I created a new module using Jan’s code

const fs = require('fs');
const path = require('path');

/**
 * Internal functions that reads a content of a file to a buffer.
 * @param {string} fileName 
 */
const readFile = fileName => {
        return fs.readFileSync(path.resolve(fileName));
}

/**
 * (c) Jan Krejcárek
 * Creates an object in a structure required for the DominoDB module
 * to initialize o connection to the Domino server.
 * @param {string} serverHostName Host name of the Domino server
 * @param {string} port TCP port number where a Proton task listens for connection requests
 * @param {string} rootCertificatePath Path to the certificate used to establish a TLS connection
 * @param {string} clientCertificatePath Path to the application certificate used to authenticate the application
 * @param {string} clienKeyPath Path to the private key of the application
 */
const config = (serverHostName, port, rootCertificatePath, clientCertificatePath, clienKeyPath) => {
    const rootCertificate = readFile(rootCertificatePath);
    const clientCertificate = readFile(clientCertificatePath);
    const clientKey = readFile(clienKeyPath);
    
    const serverConfig = {
            hostName: serverHostName,
            connection: {
                    port: port,
                    secure: true
            },
            credentials: {
                    rootCertificate,
                    clientCertificate,
                    clientKey
            }    
    };

    return serverConfig;
};

module.exports = config;

All parts in the credentials section are mandatory. Even if you use PROTON_AUTHENTICATION=anonymous with PROTON_SSL=1, you must have certificates and keys for the client as well.

And we can now use this module in app.js

const protonConfig = require('./protonConfigSSL.js');
const serverConfig = protonConfig("serv02.fritz.box", "3002", "./certs/proton-self/ca.crt", "./certs/proton-self/app1.crt", "./certs/proton-self/app1.key");

My PROTON configuration is

[029971:000009-00007F78D8293700] PROTON_AUTHENTICATION=client_cert
[029971:000009-00007F78D8293700] PROTON_KEYFILE=proton-self.kyr
[029971:000009-00007F78D8293700] PROTON_LISTEN_ADDRESS=serv02.fritz.box
[029971:000009-00007F78D8293700] PROTON_LISTEN_PORT=3002
[029971:000009-00007F78D8293700] PROTON_SSL=1
[029971:000009-00007F78D8293700] PROTON_TRACE_REQUEST=0
[029971:000009-00007F78D8293700] PROTON_TRACE_SESSION=0

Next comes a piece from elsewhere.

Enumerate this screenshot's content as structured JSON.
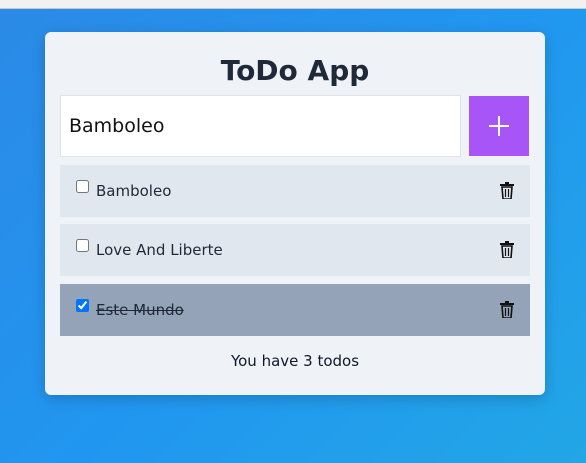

And after restarting PROTON ( restart task proton ) and starting my application ( npm start ), I was able to open hp.nsf in the browser.

I also found an interesting article by Sven Hasselbach about how to protect PROTON keys.

I hope that this will help others starting with this stuff to save some time.

Recommended reading:

Heiko Voigt: DominoDB and a big NO-NO !

Sven Hasselbach ( response to Heiko’s post ): DominoDB and a big NO-NO?


Restart Task HTTP – Unable To Open Notes Message Queue”

Just a quick hint for those running Lotus Notes Travel(l)er. When you try to restart the HTTP task on the Domino, you have to stop Travel(l)er prior to restarting the HTTP task ( restart task HTTP )

Otherwise you will see the following message on the server console

Restart Task HTTP
and the HTTP task will not restart.

UPDATE: The problem does not occur when you type “tell http quit” followed by “load http” at the server console.